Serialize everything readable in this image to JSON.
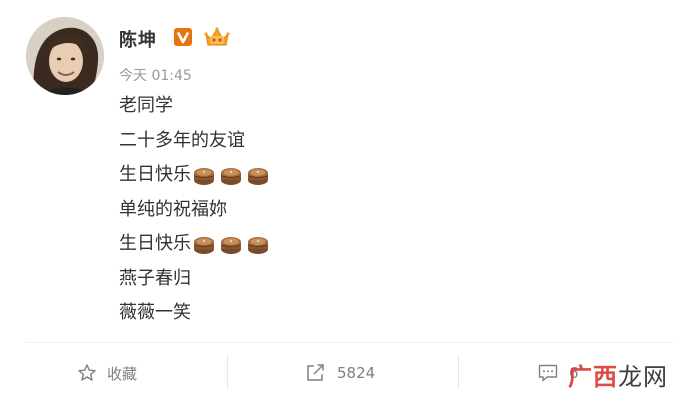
{
  "post": {
    "username": "陈坤",
    "time": "今天 01:45",
    "lines": [
      {
        "text": "老同学",
        "cakes": 0
      },
      {
        "text": "二十多年的友谊",
        "cakes": 0
      },
      {
        "text": "生日快乐",
        "cakes": 3
      },
      {
        "text": "单纯的祝福妳",
        "cakes": 0
      },
      {
        "text": "生日快乐",
        "cakes": 3
      },
      {
        "text": "燕子春归",
        "cakes": 0
      },
      {
        "text": "薇薇一笑",
        "cakes": 0
      }
    ]
  },
  "icons": {
    "verified": "verified-v-icon",
    "member": "member-crown-icon",
    "cake": "cake-emoji-icon",
    "favorite": "star-icon",
    "share": "share-icon",
    "comment": "comment-icon"
  },
  "actions": {
    "favorite_label": "收藏",
    "share_count": "5824",
    "comment_count": "6"
  },
  "watermark": {
    "part1": "广西",
    "part2": "龙网"
  },
  "colors": {
    "text": "#333333",
    "muted": "#999999",
    "action": "#808080",
    "verified": "#e8740f",
    "watermark": "#d8382d"
  }
}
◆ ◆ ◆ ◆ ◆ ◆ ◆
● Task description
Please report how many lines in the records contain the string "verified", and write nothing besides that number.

● Exercise response
2